Manchester United's struggles during the early stages of the 2013/14 campaign can be put down to a number of varying factors.
Perhaps the most prominent of such woes is the problems they have had in attempting to establish a stable and adequate midfield pairing following the final retirement of the truly iconic figure of Paul Scholes.
New United boss David Moyes has a number of options in this particular area, but he is seemingly struggling to settle upon a proven pair capable of plugging the sizeable void left by Scholes' departure.
One midfielder who has abjectly failed to establish himself at Old Trafford is Brazilian Anderson. This week, the 25-year-old - who joined United from Portuguese champions FC Porto in 2007 and has incurred the wrath of the Red Devils faithful for several seasons - has reportedly been made available for sale by Moyes at a cut-price fee of around £8 million.
It is my - albeit somewhat controversial - opinion that Chelsea should take advantage of such a deal and offer Anderson the chance to save his faltering career.
Clearly, the Brazilian does have something special to his game. Although he may not have shown that often enough during his troubled stint in the North West, United must have seen a talent worth pursuing after paying such a remarkably high price.
Anderson is still just 25-years-old. Is everyone really willing to write off his career at such a relatively young age simply because he has thus far failed to live up to a high billing? That attitude is archaic and just plain ridiculous.
Chelsea have an abundance of attacking midfield talent, that much is evident. However, behind the deeper starting duo of Frank Lampard and Ramires, they are a little short on players capable of performing similar duties when that aforementioned pair are forced to miss out.

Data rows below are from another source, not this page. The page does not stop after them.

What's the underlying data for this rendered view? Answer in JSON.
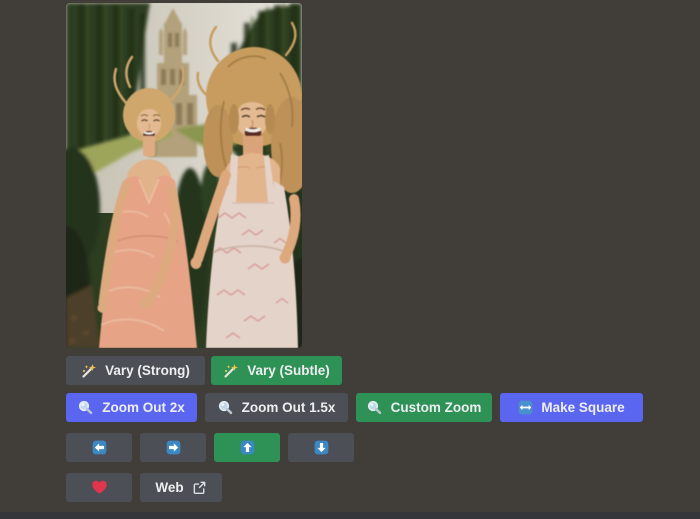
{
  "colors": {
    "page_bg": "#413e39",
    "button_secondary_bg": "#4c4f56",
    "button_primary_bg": "#5b66f0",
    "button_success_bg": "#2e9155",
    "button_text": "#eceef0",
    "emoji_arrow_blue": "#3b88c3",
    "heart_red": "#e0354d",
    "message_input_bg": "#34363c"
  },
  "attachment": {
    "description": "AI-generated photo: two laughing young women in pink summer dresses running toward the camera along a formal garden alley of tall clipped hedges, with a gothic cathedral tower in the hazy background"
  },
  "icons": {
    "vary": "magic-wand-icon",
    "zoom": "magnifying-glass-icon",
    "make_square": "left-right-arrow-icon",
    "pan": [
      "arrow-left-icon",
      "arrow-right-icon",
      "arrow-up-icon",
      "arrow-down-icon"
    ],
    "favorite": "heart-icon",
    "web": "external-link-icon"
  },
  "buttons": {
    "vary_strong": {
      "label": "Vary (Strong)"
    },
    "vary_subtle": {
      "label": "Vary (Subtle)"
    },
    "zoom_out_2x": {
      "label": "Zoom Out 2x"
    },
    "zoom_out_1_5x": {
      "label": "Zoom Out 1.5x"
    },
    "custom_zoom": {
      "label": "Custom Zoom"
    },
    "make_square": {
      "label": "Make Square"
    },
    "web": {
      "label": "Web"
    }
  }
}
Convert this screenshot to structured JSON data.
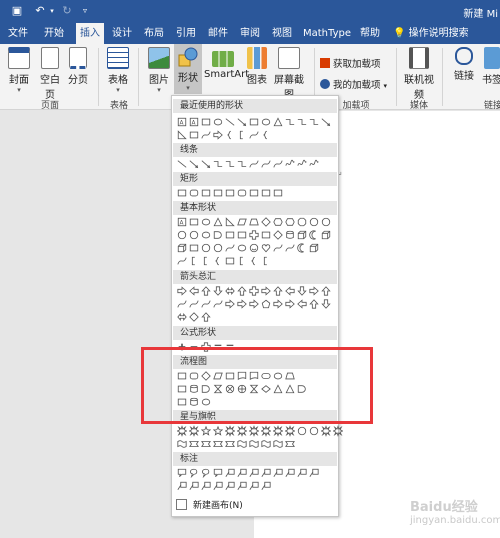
{
  "title_bar": {
    "doc_title": "新建 Mi"
  },
  "tabs": [
    {
      "label": "文件"
    },
    {
      "label": "开始"
    },
    {
      "label": "插入"
    },
    {
      "label": "设计"
    },
    {
      "label": "布局"
    },
    {
      "label": "引用"
    },
    {
      "label": "邮件"
    },
    {
      "label": "审阅"
    },
    {
      "label": "视图"
    },
    {
      "label": "MathType"
    },
    {
      "label": "帮助"
    }
  ],
  "tell_me": "操作说明搜索",
  "ribbon": {
    "cover": "封面",
    "blank": "空白页",
    "break": "分页",
    "table": "表格",
    "picture": "图片",
    "shapes": "形状",
    "smartart": "SmartArt",
    "chart": "图表",
    "screenshot": "屏幕截图",
    "get_addins": "获取加载项",
    "my_addins": "我的加载项",
    "online_video": "联机视频",
    "link": "链接",
    "bookmark": "书签",
    "groups": {
      "pages": "页面",
      "tables": "表格",
      "addins": "加载项",
      "media": "媒体",
      "links": "链接"
    }
  },
  "shapes_menu": {
    "sections": [
      {
        "title": "最近使用的形状"
      },
      {
        "title": "线条"
      },
      {
        "title": "矩形"
      },
      {
        "title": "基本形状"
      },
      {
        "title": "箭头总汇"
      },
      {
        "title": "公式形状"
      },
      {
        "title": "流程图"
      },
      {
        "title": "星与旗帜"
      },
      {
        "title": "标注"
      }
    ],
    "new_canvas": "新建画布(N)"
  },
  "watermark": {
    "line1": "Baidu经验",
    "line2": "jingyan.baidu.com"
  },
  "colors": {
    "accent": "#2b579a",
    "highlight": "#e8373a"
  }
}
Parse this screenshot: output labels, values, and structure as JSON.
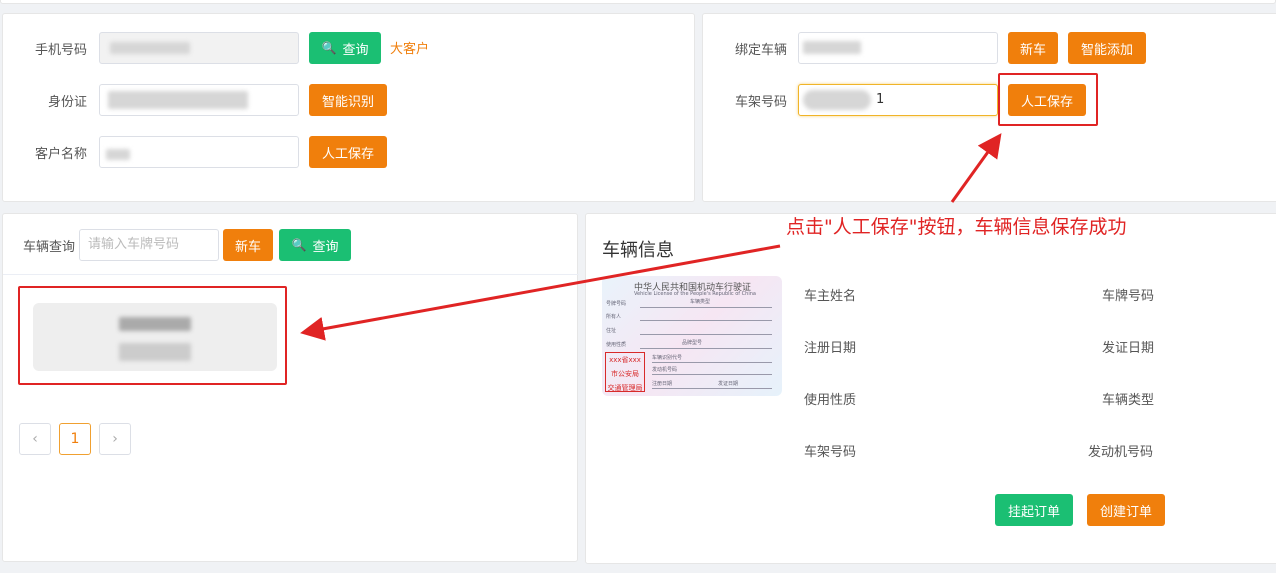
{
  "customer_panel": {
    "phone_label": "手机号码",
    "id_label": "身份证",
    "name_label": "客户名称",
    "query_button": "查询",
    "vip_link": "大客户",
    "smart_recognize_button": "智能识别",
    "manual_save_button": "人工保存"
  },
  "vehicle_bind_panel": {
    "bind_label": "绑定车辆",
    "vin_label": "车架号码",
    "vin_value_suffix": "1",
    "new_car_button": "新车",
    "smart_add_button": "智能添加",
    "manual_save_button": "人工保存"
  },
  "vehicle_search_panel": {
    "label": "车辆查询",
    "placeholder": "请输入车牌号码",
    "new_car_button": "新车",
    "query_button": "查询",
    "pager": {
      "prev": "‹",
      "current_page": "1",
      "next": "›"
    }
  },
  "vehicle_info_panel": {
    "title": "车辆信息",
    "fields": {
      "owner": "车主姓名",
      "plate": "车牌号码",
      "register_date": "注册日期",
      "issue_date": "发证日期",
      "usage": "使用性质",
      "vehicle_type": "车辆类型",
      "vin": "车架号码",
      "engine": "发动机号码"
    },
    "hold_order_button": "挂起订单",
    "create_order_button": "创建订单",
    "license_card": {
      "title": "中华人民共和国机动车行驶证",
      "subtitle": "Vehicle License of the People's Republic of China",
      "plate_no": "号牌号码",
      "vehicle_type": "车辆类型",
      "owner": "所有人",
      "address": "住址",
      "use_character": "使用性质",
      "model": "品牌型号",
      "vin": "车辆识别代号",
      "engine_no": "发动机号码",
      "register_date": "注册日期",
      "issue_date": "发证日期",
      "stamp_line1": "xxx省xxx",
      "stamp_line2": "市公安局",
      "stamp_line3": "交通管理局"
    }
  },
  "annotation": {
    "text": "点击\"人工保存\"按钮，车辆信息保存成功"
  },
  "colors": {
    "orange": "#f07f0c",
    "green": "#1bbf73",
    "annotation_red": "#e02424"
  }
}
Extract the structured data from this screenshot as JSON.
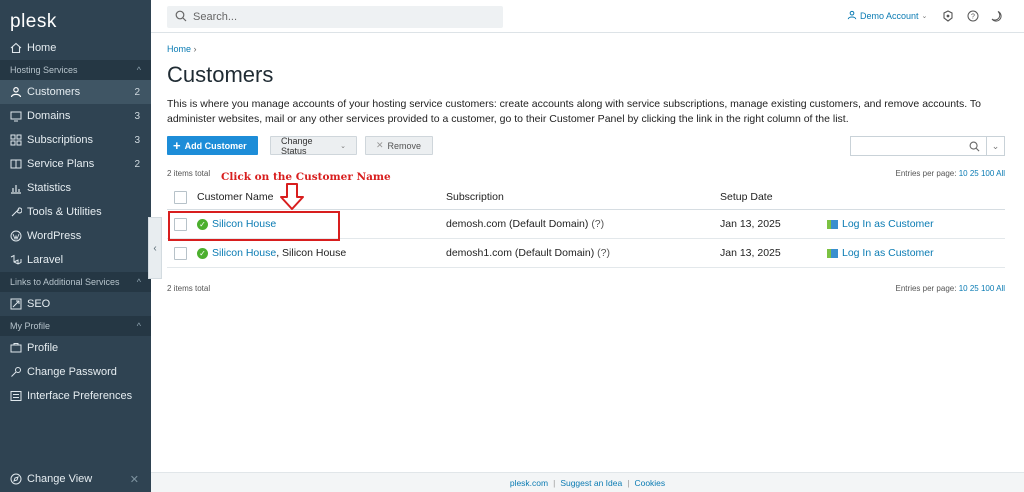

Michael Essien - although evidently still a favourite of Jose Mourinho - is sadly no longer able to keep pace with life in the Premier League, while John Obi Mikel has proved himself to be unable to sufficiently impose himself on top-flight matches.
Transfers between title rivals do not occur particularly frequently, but in this instance I do not believe that United would have too much of a problem.
Do not misunderstand me, Anderson should be in no way viewed as a long-term first-team fixture for Chelsea.
However, if they are looking to provide adequate cover for the likes of Lampard and Ramires in the short-term but are not willing to spend extravagant sums on such bit-part players during the traditionally uncertain January transfer window, then Anderson could well play a role.
The talent does reside within the Brazilian, it's just a matter of finding the right man and - more importantly - the right club to coax it out of him on a more consistent basis. If anyone can achieve this, it is the enigmatic figure of Mourinho.
A fresh start could be just what he needs.